  • Eliminating the bidding period can lead to quicker construction completion.

Cons of Design-Bid Method:
  • There is no competitive bidding between general contractors. (Although the general contractor can still get competitive bids from the sub-contractors.)
  • Public entities are usually legally required to publicly bid projects, thus this method would not be allowed.

If you have any questions about Traditional Design-Bid-Build vs. Design-Build, please feel free to contact our office at 815-806-0146 or connect with us at

RJA at Mies van der Rohe's Farnsworth House

Nicole Corbett, a project manager at Robert Juris & Associates, has volunteered her time to become a docent and tour guide at the historic Farnsworth House in Plano, IL for the 2011 season.  The Farnsworth House was designed for Dr. Edith Farnsworth in 1946 by Mies van der Rohe, who is widely regarded as the "Father of Modern Architecture".  Construction was completed in 1951 and this small weekend retreat home is considered to be Mies's masterpiece because of tits innovative design and extreme attention to detail.  Dr. Farnsworth owned this house for approximately 20 years before retiring to Italy and selling it to Lord Peter Palumbo.  Lord Palumbo used it as a vacation home for nearly 30 years before selling it to the National Trust for Historic Preservation for nearly $7.5 million dollars.  Tours are available April-November and advanced reservations are appreciated.  Please visit for more information.  

Chicago Only Has Two Seasons - Winter & Construction!

Dear Friends, 

As the old joke goes, Chicago only has two seasons - winter and construction.  Anyone driving near our Frankfort office knows that is true.  The Route 30 expansion project is well under way, as are the repairs on I-80.  While that construction is not so fun to watch as I am stuck in traffic, observing our building projects go from ideas to reality gives me great satisfaction.  Below are some projects that are currently under construction.  I hope you enjoy!

Robert Juris 
Robert Juris & Associates, Ltd.

Under Construction...

The Birches Apartment Complex - Leasing Office.  Joliet, IL

This project completely remodeled their existing facility to include office space, an exercise room, and a computer center.  The general contractor, Denny Deckinga of VR Builders, expects construction to be completed soon.

Little Joe's Pizza and Restaurante - Interior Remodeling  
Frankfort, IL 

Little Joe's, with locations in Tinley Park and New Lenox, is opening another restaurant in the Crown Centre of Frankfort.  The above photo shows the recently completed demolition work to transform the existing space.  

Additional recently completed, and soon-to-be under construction projects include:

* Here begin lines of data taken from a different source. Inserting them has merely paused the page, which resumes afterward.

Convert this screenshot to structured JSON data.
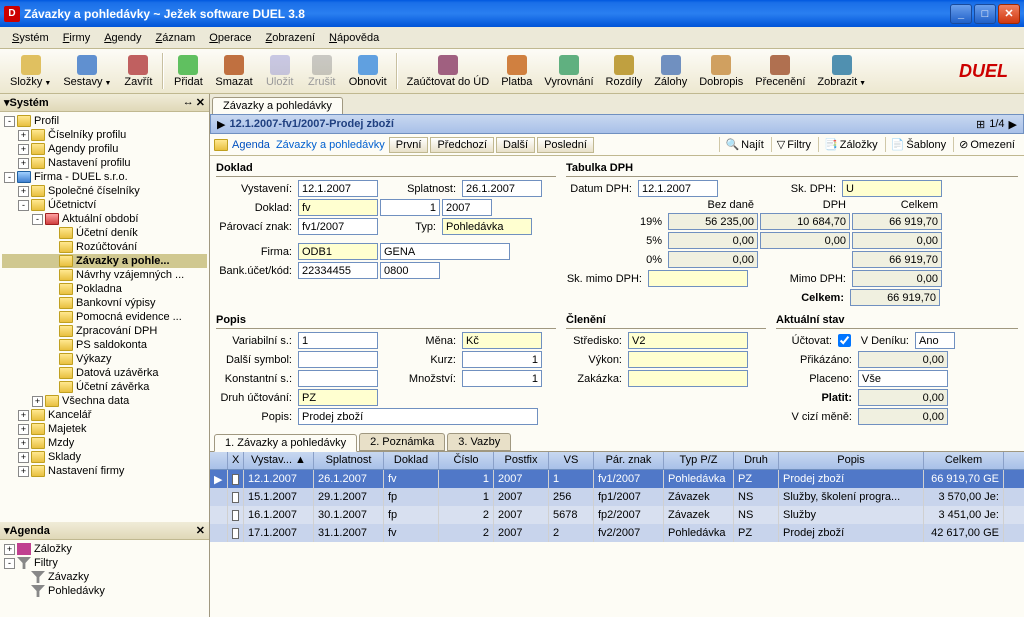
{
  "window": {
    "title": "Závazky a pohledávky ~ Ježek software DUEL 3.8"
  },
  "menu": [
    "Systém",
    "Firmy",
    "Agendy",
    "Záznam",
    "Operace",
    "Zobrazení",
    "Nápověda"
  ],
  "toolbar": [
    {
      "label": "Složky",
      "drop": true
    },
    {
      "label": "Sestavy",
      "drop": true
    },
    {
      "label": "Zavřít"
    },
    "sep",
    {
      "label": "Přidat"
    },
    {
      "label": "Smazat"
    },
    {
      "label": "Uložit",
      "disabled": true
    },
    {
      "label": "Zrušit",
      "disabled": true
    },
    {
      "label": "Obnovit"
    },
    "sep",
    {
      "label": "Zaúčtovat do ÚD"
    },
    {
      "label": "Platba"
    },
    {
      "label": "Vyrovnání"
    },
    {
      "label": "Rozdíly"
    },
    {
      "label": "Zálohy"
    },
    {
      "label": "Dobropis"
    },
    {
      "label": "Přecenění"
    },
    {
      "label": "Zobrazit",
      "drop": true
    }
  ],
  "tree_system_title": "Systém",
  "tree_agenda_title": "Agenda",
  "tree": [
    {
      "l": 0,
      "exp": "-",
      "ico": "folder-y",
      "t": "Profil"
    },
    {
      "l": 1,
      "exp": "+",
      "ico": "folder-y",
      "t": "Číselníky profilu"
    },
    {
      "l": 1,
      "exp": "+",
      "ico": "folder-y",
      "t": "Agendy profilu"
    },
    {
      "l": 1,
      "exp": "+",
      "ico": "folder-y",
      "t": "Nastavení profilu"
    },
    {
      "l": 0,
      "exp": "-",
      "ico": "folder-b",
      "t": "Firma - DUEL s.r.o."
    },
    {
      "l": 1,
      "exp": "+",
      "ico": "folder-y",
      "t": "Společné číselníky"
    },
    {
      "l": 1,
      "exp": "-",
      "ico": "folder-y",
      "t": "Účetnictví"
    },
    {
      "l": 2,
      "exp": "-",
      "ico": "folder-r",
      "t": "Aktuální období"
    },
    {
      "l": 3,
      "ico": "folder-y",
      "t": "Účetní deník"
    },
    {
      "l": 3,
      "ico": "folder-y",
      "t": "Rozúčtování"
    },
    {
      "l": 3,
      "ico": "folder-y",
      "t": "Závazky a pohle...",
      "sel": true
    },
    {
      "l": 3,
      "ico": "folder-y",
      "t": "Návrhy vzájemných ..."
    },
    {
      "l": 3,
      "ico": "folder-y",
      "t": "Pokladna"
    },
    {
      "l": 3,
      "ico": "folder-y",
      "t": "Bankovní výpisy"
    },
    {
      "l": 3,
      "ico": "folder-y",
      "t": "Pomocná evidence ..."
    },
    {
      "l": 3,
      "ico": "folder-y",
      "t": "Zpracování DPH"
    },
    {
      "l": 3,
      "ico": "folder-y",
      "t": "PS saldokonta"
    },
    {
      "l": 3,
      "ico": "folder-y",
      "t": "Výkazy"
    },
    {
      "l": 3,
      "ico": "folder-y",
      "t": "Datová uzávěrka"
    },
    {
      "l": 3,
      "ico": "folder-y",
      "t": "Účetní závěrka"
    },
    {
      "l": 2,
      "exp": "+",
      "ico": "folder-y",
      "t": "Všechna data"
    },
    {
      "l": 1,
      "exp": "+",
      "ico": "folder-y",
      "t": "Kancelář"
    },
    {
      "l": 1,
      "exp": "+",
      "ico": "folder-y",
      "t": "Majetek"
    },
    {
      "l": 1,
      "exp": "+",
      "ico": "folder-y",
      "t": "Mzdy"
    },
    {
      "l": 1,
      "exp": "+",
      "ico": "folder-y",
      "t": "Sklady"
    },
    {
      "l": 1,
      "exp": "+",
      "ico": "folder-y",
      "t": "Nastavení firmy"
    }
  ],
  "agenda_tree": [
    {
      "l": 0,
      "exp": "+",
      "ico": "bookmark",
      "t": "Záložky"
    },
    {
      "l": 0,
      "exp": "-",
      "ico": "filter",
      "t": "Filtry"
    },
    {
      "l": 1,
      "ico": "filter",
      "t": "Závazky"
    },
    {
      "l": 1,
      "ico": "filter",
      "t": "Pohledávky"
    }
  ],
  "tab_title": "Závazky a pohledávky",
  "record_title": "12.1.2007-fv1/2007-Prodej zboží",
  "pager": "1/4",
  "breadcrumb": {
    "agenda": "Agenda",
    "link": "Závazky a pohledávky",
    "first": "První",
    "prev": "Předchozí",
    "next": "Další",
    "last": "Poslední"
  },
  "tools": {
    "najit": "Najít",
    "filtry": "Filtry",
    "zalozky": "Záložky",
    "sablony": "Šablony",
    "omezeni": "Omezení"
  },
  "sections": {
    "doklad": "Doklad",
    "tabulka_dph": "Tabulka DPH",
    "popis": "Popis",
    "cleneni": "Členění",
    "aktualni_stav": "Aktuální stav"
  },
  "doklad": {
    "vystaveni_l": "Vystavení:",
    "vystaveni": "12.1.2007",
    "splatnost_l": "Splatnost:",
    "splatnost": "26.1.2007",
    "doklad_l": "Doklad:",
    "doklad": "fv",
    "doklad_n": "1",
    "doklad_y": "2007",
    "par_l": "Párovací znak:",
    "par": "fv1/2007",
    "typ_l": "Typ:",
    "typ": "Pohledávka",
    "firma_l": "Firma:",
    "firma": "ODB1",
    "firma2": "GENA",
    "bank_l": "Bank.účet/kód:",
    "bank": "22334455",
    "bank2": "0800"
  },
  "dph": {
    "datum_l": "Datum DPH:",
    "datum": "12.1.2007",
    "sk_l": "Sk. DPH:",
    "sk": "U",
    "bez_l": "Bez daně",
    "dph_l": "DPH",
    "celkem_l": "Celkem",
    "r19": "19%",
    "r19_bez": "56 235,00",
    "r19_dph": "10 684,70",
    "r19_cel": "66 919,70",
    "r5": "5%",
    "r5_bez": "0,00",
    "r5_dph": "0,00",
    "r5_cel": "0,00",
    "r0": "0%",
    "r0_bez": "0,00",
    "r0_cel": "66 919,70",
    "skmimo_l": "Sk. mimo DPH:",
    "skmimo": "",
    "mimo_l": "Mimo DPH:",
    "mimo": "0,00",
    "celkem2_l": "Celkem:",
    "celkem2": "66 919,70"
  },
  "popis": {
    "vs_l": "Variabilní s.:",
    "vs": "1",
    "mena_l": "Měna:",
    "mena": "Kč",
    "ds_l": "Další symbol:",
    "ds": "",
    "kurz_l": "Kurz:",
    "kurz": "1",
    "ks_l": "Konstantní s.:",
    "ks": "",
    "mnoz_l": "Množství:",
    "mnoz": "1",
    "druh_l": "Druh účtování:",
    "druh": "PZ",
    "popis_l": "Popis:",
    "popis": "Prodej zboží"
  },
  "cleneni": {
    "stredisko_l": "Středisko:",
    "stredisko": "V2",
    "vykon_l": "Výkon:",
    "vykon": "",
    "zakazka_l": "Zakázka:",
    "zakazka": ""
  },
  "stav": {
    "uctovat_l": "Účtovat:",
    "deniku_l": "V Deníku:",
    "deniku": "Ano",
    "prikazano_l": "Přikázáno:",
    "prikazano": "0,00",
    "placeno_l": "Placeno:",
    "placeno": "Vše",
    "platit_l": "Platit:",
    "platit": "0,00",
    "cizi_l": "V cizí měně:",
    "cizi": "0,00"
  },
  "btabs": [
    "1. Závazky a pohledávky",
    "2. Poznámka",
    "3. Vazby"
  ],
  "grid": {
    "headers": [
      "",
      "X",
      "Vystav...",
      "Splatnost",
      "Doklad",
      "Číslo",
      "Postfix",
      "VS",
      "Pár. znak",
      "Typ P/Z",
      "Druh",
      "Popis",
      "Celkem"
    ],
    "rows": [
      {
        "sel": true,
        "vyst": "12.1.2007",
        "spl": "26.1.2007",
        "dok": "fv",
        "cis": "1",
        "post": "2007",
        "vs": "1",
        "par": "fv1/2007",
        "typ": "Pohledávka",
        "druh": "PZ",
        "popis": "Prodej zboží",
        "cel": "66 919,70 GE"
      },
      {
        "vyst": "15.1.2007",
        "spl": "29.1.2007",
        "dok": "fp",
        "cis": "1",
        "post": "2007",
        "vs": "256",
        "par": "fp1/2007",
        "typ": "Závazek",
        "druh": "NS",
        "popis": "Služby, školení progra...",
        "cel": "3 570,00 Je:"
      },
      {
        "vyst": "16.1.2007",
        "spl": "30.1.2007",
        "dok": "fp",
        "cis": "2",
        "post": "2007",
        "vs": "5678",
        "par": "fp2/2007",
        "typ": "Závazek",
        "druh": "NS",
        "popis": "Služby",
        "cel": "3 451,00 Je:"
      },
      {
        "vyst": "17.1.2007",
        "spl": "31.1.2007",
        "dok": "fv",
        "cis": "2",
        "post": "2007",
        "vs": "2",
        "par": "fv2/2007",
        "typ": "Pohledávka",
        "druh": "PZ",
        "popis": "Prodej zboží",
        "cel": "42 617,00 GE"
      }
    ]
  }
}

  • Fishing Pier as part of the Lake Park Expansion Project for Des Plaines Park District.  Construction to begin shortly.
  • Park Pavilion at the 191st St. Park for the Frankfort Square Park District.  Construction recently began.
  • State Farm Insurance Office - Interior suite build-out in New Lenox, IL. Construction recently completed.
  • Second-story Home Addition in Riverside, IL.  Construction to begin shortly.
  • Interior Remodeling (including lowering the existing basement slab by 2') to a home in the Historic District of Oak Park, IL.  Construction recently completed.
  • Clock Tower Renovation at the Orland Park's Village Hall.  Construction to begin shortly.